_Assignment_
A set of records appears below. Print them all, word for word.

──────── Provided records

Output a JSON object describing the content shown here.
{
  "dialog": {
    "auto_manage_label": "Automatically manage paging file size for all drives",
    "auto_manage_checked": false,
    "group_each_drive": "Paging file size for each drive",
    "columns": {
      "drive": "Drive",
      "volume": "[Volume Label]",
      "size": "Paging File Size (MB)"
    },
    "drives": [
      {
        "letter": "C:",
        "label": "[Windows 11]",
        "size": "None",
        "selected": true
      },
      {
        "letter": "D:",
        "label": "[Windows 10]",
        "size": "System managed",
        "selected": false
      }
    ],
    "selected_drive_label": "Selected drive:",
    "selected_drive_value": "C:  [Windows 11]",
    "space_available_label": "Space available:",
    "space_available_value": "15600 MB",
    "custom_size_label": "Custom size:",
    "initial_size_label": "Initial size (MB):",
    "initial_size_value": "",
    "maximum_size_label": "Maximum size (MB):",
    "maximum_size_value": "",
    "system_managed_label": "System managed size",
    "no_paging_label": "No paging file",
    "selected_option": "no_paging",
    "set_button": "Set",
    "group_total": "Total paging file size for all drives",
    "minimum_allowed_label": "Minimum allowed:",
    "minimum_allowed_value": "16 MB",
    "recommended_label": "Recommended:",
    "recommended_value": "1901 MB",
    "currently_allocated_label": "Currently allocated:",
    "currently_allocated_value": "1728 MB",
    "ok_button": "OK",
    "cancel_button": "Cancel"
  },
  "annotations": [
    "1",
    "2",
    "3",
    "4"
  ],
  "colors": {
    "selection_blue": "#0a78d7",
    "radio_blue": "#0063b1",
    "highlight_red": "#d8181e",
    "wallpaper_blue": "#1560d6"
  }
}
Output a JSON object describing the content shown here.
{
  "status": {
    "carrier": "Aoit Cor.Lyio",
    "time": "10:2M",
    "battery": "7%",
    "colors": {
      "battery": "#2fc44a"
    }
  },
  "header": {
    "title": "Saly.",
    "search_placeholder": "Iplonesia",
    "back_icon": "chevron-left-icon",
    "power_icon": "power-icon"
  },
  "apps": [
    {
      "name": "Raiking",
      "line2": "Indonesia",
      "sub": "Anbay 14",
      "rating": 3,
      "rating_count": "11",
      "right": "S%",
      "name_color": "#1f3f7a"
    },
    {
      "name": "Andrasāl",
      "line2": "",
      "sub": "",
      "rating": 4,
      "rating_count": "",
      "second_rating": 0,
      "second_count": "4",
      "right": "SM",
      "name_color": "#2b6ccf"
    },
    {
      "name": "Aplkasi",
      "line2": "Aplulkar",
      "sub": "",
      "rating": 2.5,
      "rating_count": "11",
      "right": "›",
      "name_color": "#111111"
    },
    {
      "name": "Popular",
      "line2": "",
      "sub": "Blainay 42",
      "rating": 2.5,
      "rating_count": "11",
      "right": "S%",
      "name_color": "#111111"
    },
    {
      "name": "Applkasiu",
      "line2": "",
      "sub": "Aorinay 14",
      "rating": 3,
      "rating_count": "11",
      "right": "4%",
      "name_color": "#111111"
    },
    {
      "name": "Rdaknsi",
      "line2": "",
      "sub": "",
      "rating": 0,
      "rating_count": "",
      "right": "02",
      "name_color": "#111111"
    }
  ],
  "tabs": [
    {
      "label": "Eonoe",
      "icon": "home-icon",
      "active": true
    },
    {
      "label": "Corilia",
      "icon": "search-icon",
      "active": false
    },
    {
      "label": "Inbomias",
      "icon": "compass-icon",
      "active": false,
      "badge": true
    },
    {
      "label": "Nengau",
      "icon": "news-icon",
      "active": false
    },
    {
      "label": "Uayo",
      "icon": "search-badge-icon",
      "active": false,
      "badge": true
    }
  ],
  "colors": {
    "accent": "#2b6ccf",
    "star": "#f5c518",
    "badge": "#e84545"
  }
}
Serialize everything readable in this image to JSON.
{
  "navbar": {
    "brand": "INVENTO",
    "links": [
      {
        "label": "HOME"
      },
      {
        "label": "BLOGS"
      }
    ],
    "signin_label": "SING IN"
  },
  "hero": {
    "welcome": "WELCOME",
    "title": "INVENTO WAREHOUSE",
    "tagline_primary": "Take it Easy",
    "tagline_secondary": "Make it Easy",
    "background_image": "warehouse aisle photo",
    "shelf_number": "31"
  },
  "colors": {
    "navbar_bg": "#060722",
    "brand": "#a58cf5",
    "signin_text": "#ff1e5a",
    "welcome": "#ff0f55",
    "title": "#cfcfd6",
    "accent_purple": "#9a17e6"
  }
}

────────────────

_Answer space_
Output a JSON object describing the content shown here.
{
  "dialog": {
    "auto_manage_label": "Automatically manage paging file size for all drives",
    "auto_manage_checked": false,
    "group_each_drive": "Paging file size for each drive",
    "columns": {
      "drive": "Drive",
      "volume": "[Volume Label]",
      "size": "Paging File Size (MB)"
    },
    "drives": [
      {
        "letter": "C:",
        "label": "[Windows 11]",
        "size": "None",
        "selected": true
      },
      {
        "letter": "D:",
        "label": "[Windows 10]",
        "size": "System managed",
        "selected": false
      }
    ],
    "selected_drive_label": "Selected drive:",
    "selected_drive_value": "C:  [Windows 11]",
    "space_available_label": "Space available:",
    "space_available_value": "15600 MB",
    "custom_size_label": "Custom size:",
    "initial_size_label": "Initial size (MB):",
    "initial_size_value": "",
    "maximum_size_label": "Maximum size (MB):",
    "maximum_size_value": "",
    "system_managed_label": "System managed size",
    "no_paging_label": "No paging file",
    "selected_option": "no_paging",
    "set_button": "Set",
    "group_total": "Total paging file size for all drives",
    "minimum_allowed_label": "Minimum allowed:",
    "minimum_allowed_value": "16 MB",
    "recommended_label": "Recommended:",
    "recommended_value": "1901 MB",
    "currently_allocated_label": "Currently allocated:",
    "currently_allocated_value": "1728 MB",
    "ok_button": "OK",
    "cancel_button": "Cancel"
  },
  "annotations": [
    "1",
    "2",
    "3",
    "4"
  ],
  "colors": {
    "selection_blue": "#0a78d7",
    "radio_blue": "#0063b1",
    "highlight_red": "#d8181e",
    "wallpaper_blue": "#1560d6"
  }
}
Output a JSON object describing the content shown here.
{
  "status": {
    "carrier": "Aoit Cor.Lyio",
    "time": "10:2M",
    "battery": "7%",
    "colors": {
      "battery": "#2fc44a"
    }
  },
  "header": {
    "title": "Saly.",
    "search_placeholder": "Iplonesia",
    "back_icon": "chevron-left-icon",
    "power_icon": "power-icon"
  },
  "apps": [
    {
      "name": "Raiking",
      "line2": "Indonesia",
      "sub": "Anbay 14",
      "rating": 3,
      "rating_count": "11",
      "right": "S%",
      "name_color": "#1f3f7a"
    },
    {
      "name": "Andrasāl",
      "line2": "",
      "sub": "",
      "rating": 4,
      "rating_count": "",
      "second_rating": 0,
      "second_count": "4",
      "right": "SM",
      "name_color": "#2b6ccf"
    },
    {
      "name": "Aplkasi",
      "line2": "Aplulkar",
      "sub": "",
      "rating": 2.5,
      "rating_count": "11",
      "right": "›",
      "name_color": "#111111"
    },
    {
      "name": "Popular",
      "line2": "",
      "sub": "Blainay 42",
      "rating": 2.5,
      "rating_count": "11",
      "right": "S%",
      "name_color": "#111111"
    },
    {
      "name": "Applkasiu",
      "line2": "",
      "sub": "Aorinay 14",
      "rating": 3,
      "rating_count": "11",
      "right": "4%",
      "name_color": "#111111"
    },
    {
      "name": "Rdaknsi",
      "line2": "",
      "sub": "",
      "rating": 0,
      "rating_count": "",
      "right": "02",
      "name_color": "#111111"
    }
  ],
  "tabs": [
    {
      "label": "Eonoe",
      "icon": "home-icon",
      "active": true
    },
    {
      "label": "Corilia",
      "icon": "search-icon",
      "active": false
    },
    {
      "label": "Inbomias",
      "icon": "compass-icon",
      "active": false,
      "badge": true
    },
    {
      "label": "Nengau",
      "icon": "news-icon",
      "active": false
    },
    {
      "label": "Uayo",
      "icon": "search-badge-icon",
      "active": false,
      "badge": true
    }
  ],
  "colors": {
    "accent": "#2b6ccf",
    "star": "#f5c518",
    "badge": "#e84545"
  }
}
Serialize everything readable in this image to JSON.
{
  "navbar": {
    "brand": "INVENTO",
    "links": [
      {
        "label": "HOME"
      },
      {
        "label": "BLOGS"
      }
    ],
    "signin_label": "SING IN"
  },
  "hero": {
    "welcome": "WELCOME",
    "title": "INVENTO WAREHOUSE",
    "tagline_primary": "Take it Easy",
    "tagline_secondary": "Make it Easy",
    "background_image": "warehouse aisle photo",
    "shelf_number": "31"
  },
  "colors": {
    "navbar_bg": "#060722",
    "brand": "#a58cf5",
    "signin_text": "#ff1e5a",
    "welcome": "#ff0f55",
    "title": "#cfcfd6",
    "accent_purple": "#9a17e6"
  }
}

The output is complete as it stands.